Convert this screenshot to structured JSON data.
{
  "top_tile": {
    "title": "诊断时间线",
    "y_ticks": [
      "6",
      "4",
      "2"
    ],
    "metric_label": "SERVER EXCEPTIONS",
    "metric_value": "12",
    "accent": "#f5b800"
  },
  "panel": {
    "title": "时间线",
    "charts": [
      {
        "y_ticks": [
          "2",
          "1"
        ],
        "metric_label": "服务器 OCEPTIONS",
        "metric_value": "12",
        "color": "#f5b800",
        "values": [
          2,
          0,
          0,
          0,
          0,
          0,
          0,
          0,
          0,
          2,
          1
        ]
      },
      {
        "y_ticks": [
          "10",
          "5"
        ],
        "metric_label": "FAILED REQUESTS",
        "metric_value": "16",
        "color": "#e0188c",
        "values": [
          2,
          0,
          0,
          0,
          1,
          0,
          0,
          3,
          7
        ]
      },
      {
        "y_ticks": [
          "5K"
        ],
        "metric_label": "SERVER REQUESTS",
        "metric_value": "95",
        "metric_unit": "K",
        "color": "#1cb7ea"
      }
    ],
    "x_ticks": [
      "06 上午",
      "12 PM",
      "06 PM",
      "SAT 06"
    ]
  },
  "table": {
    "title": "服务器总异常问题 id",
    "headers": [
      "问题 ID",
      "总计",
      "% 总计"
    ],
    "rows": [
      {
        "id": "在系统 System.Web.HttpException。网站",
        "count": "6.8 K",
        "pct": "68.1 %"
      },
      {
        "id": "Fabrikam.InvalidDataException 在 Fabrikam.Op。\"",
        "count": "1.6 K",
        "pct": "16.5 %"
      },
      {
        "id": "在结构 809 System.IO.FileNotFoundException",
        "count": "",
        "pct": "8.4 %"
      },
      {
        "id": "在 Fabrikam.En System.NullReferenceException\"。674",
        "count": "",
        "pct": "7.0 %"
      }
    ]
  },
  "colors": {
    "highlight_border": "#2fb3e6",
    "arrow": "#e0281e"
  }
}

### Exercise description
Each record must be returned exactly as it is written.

### Result for this task
Convert this screenshot to structured JSON data.
{
  "top_tile": {
    "title": "诊断时间线",
    "y_ticks": [
      "6",
      "4",
      "2"
    ],
    "metric_label": "SERVER EXCEPTIONS",
    "metric_value": "12",
    "accent": "#f5b800"
  },
  "panel": {
    "title": "时间线",
    "charts": [
      {
        "y_ticks": [
          "2",
          "1"
        ],
        "metric_label": "服务器 OCEPTIONS",
        "metric_value": "12",
        "color": "#f5b800",
        "values": [
          2,
          0,
          0,
          0,
          0,
          0,
          0,
          0,
          0,
          2,
          1
        ]
      },
      {
        "y_ticks": [
          "10",
          "5"
        ],
        "metric_label": "FAILED REQUESTS",
        "metric_value": "16",
        "color": "#e0188c",
        "values": [
          2,
          0,
          0,
          0,
          1,
          0,
          0,
          3,
          7
        ]
      },
      {
        "y_ticks": [
          "5K"
        ],
        "metric_label": "SERVER REQUESTS",
        "metric_value": "95",
        "metric_unit": "K",
        "color": "#1cb7ea"
      }
    ],
    "x_ticks": [
      "06 上午",
      "12 PM",
      "06 PM",
      "SAT 06"
    ]
  },
  "table": {
    "title": "服务器总异常问题 id",
    "headers": [
      "问题 ID",
      "总计",
      "% 总计"
    ],
    "rows": [
      {
        "id": "在系统 System.Web.HttpException。网站",
        "count": "6.8 K",
        "pct": "68.1 %"
      },
      {
        "id": "Fabrikam.InvalidDataException 在 Fabrikam.Op。\"",
        "count": "1.6 K",
        "pct": "16.5 %"
      },
      {
        "id": "在结构 809 System.IO.FileNotFoundException",
        "count": "",
        "pct": "8.4 %"
      },
      {
        "id": "在 Fabrikam.En System.NullReferenceException\"。674",
        "count": "",
        "pct": "7.0 %"
      }
    ]
  },
  "colors": {
    "highlight_border": "#2fb3e6",
    "arrow": "#e0281e"
  }
}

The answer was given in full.